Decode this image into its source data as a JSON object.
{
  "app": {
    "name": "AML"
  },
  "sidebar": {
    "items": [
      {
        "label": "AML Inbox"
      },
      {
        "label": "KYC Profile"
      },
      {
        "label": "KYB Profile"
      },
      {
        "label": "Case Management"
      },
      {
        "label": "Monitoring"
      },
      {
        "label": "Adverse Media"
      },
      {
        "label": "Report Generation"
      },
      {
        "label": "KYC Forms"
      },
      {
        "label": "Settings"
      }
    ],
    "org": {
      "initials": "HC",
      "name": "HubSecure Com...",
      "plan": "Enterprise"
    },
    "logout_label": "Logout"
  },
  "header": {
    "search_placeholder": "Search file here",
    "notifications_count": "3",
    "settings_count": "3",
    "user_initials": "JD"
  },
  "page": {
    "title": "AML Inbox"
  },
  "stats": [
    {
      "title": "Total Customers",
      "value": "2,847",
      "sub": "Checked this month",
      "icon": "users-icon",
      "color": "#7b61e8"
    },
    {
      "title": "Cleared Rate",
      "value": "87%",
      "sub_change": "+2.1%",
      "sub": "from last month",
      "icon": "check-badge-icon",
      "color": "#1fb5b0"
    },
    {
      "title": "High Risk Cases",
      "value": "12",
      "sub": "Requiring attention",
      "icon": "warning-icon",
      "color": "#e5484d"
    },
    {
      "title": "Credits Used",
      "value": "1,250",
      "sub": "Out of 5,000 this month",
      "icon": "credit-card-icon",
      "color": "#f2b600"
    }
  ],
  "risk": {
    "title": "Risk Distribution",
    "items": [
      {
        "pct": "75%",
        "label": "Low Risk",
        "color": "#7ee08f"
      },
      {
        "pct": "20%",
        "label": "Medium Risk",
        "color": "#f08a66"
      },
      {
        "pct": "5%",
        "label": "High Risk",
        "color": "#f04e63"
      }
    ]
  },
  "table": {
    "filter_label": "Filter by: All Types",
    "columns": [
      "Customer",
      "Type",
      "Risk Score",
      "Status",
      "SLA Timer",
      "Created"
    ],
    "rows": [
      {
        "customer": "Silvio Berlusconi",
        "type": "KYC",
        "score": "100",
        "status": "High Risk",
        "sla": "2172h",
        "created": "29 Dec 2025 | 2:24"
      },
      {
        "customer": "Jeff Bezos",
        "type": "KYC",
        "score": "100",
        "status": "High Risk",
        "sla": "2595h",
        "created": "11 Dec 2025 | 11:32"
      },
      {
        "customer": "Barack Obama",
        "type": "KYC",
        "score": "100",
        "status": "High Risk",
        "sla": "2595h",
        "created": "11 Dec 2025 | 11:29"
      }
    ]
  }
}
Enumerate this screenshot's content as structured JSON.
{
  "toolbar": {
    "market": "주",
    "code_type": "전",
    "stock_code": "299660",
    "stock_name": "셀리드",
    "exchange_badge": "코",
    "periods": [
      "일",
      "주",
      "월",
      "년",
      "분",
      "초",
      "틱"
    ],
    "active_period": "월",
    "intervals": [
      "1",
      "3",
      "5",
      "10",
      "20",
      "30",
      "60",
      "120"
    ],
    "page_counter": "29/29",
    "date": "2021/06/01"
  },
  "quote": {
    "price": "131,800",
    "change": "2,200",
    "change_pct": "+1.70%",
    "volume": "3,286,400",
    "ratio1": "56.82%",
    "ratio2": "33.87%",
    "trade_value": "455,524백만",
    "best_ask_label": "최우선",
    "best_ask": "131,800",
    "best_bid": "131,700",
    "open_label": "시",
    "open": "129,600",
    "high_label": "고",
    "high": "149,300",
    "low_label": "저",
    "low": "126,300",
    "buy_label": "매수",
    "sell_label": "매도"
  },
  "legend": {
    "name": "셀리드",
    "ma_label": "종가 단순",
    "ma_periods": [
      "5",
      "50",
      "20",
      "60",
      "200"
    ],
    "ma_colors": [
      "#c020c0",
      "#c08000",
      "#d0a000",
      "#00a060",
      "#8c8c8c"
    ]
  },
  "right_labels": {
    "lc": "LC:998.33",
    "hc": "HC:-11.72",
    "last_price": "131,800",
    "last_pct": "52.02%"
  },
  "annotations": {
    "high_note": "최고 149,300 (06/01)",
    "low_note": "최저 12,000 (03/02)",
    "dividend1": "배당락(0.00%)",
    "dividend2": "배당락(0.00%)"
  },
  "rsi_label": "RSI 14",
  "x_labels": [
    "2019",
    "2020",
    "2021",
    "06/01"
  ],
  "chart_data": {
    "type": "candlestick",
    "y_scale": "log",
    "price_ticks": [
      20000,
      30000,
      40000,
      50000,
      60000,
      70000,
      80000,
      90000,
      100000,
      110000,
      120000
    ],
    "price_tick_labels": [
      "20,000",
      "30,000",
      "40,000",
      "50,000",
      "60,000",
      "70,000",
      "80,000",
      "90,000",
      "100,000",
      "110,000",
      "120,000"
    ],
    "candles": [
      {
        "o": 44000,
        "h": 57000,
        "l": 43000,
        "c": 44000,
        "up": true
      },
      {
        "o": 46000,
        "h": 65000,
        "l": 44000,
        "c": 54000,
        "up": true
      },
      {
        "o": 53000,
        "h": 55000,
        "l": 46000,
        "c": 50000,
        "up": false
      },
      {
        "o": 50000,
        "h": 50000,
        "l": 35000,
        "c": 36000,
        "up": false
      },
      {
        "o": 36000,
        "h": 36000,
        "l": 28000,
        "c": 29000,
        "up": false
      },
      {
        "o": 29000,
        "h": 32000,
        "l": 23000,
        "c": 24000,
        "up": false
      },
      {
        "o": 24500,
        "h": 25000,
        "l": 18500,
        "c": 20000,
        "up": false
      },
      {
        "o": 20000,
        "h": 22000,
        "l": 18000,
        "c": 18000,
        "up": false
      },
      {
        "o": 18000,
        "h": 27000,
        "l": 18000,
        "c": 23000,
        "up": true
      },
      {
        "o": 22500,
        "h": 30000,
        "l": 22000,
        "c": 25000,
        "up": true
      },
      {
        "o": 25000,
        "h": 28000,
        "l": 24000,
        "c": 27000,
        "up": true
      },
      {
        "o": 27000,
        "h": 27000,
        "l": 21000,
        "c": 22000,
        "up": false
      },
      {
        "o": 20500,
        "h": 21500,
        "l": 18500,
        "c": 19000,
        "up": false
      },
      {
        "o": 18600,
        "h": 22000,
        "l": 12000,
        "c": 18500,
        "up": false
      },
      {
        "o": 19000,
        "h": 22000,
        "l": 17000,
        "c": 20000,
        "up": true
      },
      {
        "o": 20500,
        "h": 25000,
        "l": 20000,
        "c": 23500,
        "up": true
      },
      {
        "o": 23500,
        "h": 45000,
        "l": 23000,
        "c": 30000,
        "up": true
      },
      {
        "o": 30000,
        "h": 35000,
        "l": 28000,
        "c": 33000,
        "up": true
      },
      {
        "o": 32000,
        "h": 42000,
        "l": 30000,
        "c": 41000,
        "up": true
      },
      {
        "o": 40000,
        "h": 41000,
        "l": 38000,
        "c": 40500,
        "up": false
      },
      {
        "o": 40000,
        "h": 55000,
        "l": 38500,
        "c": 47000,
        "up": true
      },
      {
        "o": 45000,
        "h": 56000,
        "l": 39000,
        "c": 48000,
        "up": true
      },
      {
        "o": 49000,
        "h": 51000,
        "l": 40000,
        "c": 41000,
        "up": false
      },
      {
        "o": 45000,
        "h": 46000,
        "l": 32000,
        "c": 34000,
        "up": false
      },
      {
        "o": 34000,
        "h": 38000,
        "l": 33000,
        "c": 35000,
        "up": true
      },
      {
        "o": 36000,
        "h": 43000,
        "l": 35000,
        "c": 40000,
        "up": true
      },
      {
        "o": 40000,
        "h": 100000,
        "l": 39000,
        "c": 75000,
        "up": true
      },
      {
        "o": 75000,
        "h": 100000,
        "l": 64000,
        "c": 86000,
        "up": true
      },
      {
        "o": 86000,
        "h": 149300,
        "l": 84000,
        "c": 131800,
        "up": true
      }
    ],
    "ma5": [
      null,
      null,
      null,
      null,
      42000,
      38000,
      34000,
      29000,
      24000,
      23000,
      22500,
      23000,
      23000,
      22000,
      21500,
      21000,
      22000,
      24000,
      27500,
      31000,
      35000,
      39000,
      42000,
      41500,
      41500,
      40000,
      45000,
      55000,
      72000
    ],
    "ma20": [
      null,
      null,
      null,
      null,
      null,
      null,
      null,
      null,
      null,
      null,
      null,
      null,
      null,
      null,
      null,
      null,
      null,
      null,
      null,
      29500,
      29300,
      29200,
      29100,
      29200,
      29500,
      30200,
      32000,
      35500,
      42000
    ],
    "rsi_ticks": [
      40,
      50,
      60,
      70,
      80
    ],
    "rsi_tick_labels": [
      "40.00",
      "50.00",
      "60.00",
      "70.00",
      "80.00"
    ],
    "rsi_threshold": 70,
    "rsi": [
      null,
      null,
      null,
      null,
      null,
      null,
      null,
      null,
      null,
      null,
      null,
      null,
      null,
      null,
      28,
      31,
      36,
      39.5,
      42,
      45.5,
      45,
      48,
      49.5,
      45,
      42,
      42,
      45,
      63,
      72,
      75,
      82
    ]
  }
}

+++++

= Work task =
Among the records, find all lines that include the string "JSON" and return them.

= Response box =
Decode this image into its source data as a JSON object.
Enumerate this screenshot's content as structured JSON.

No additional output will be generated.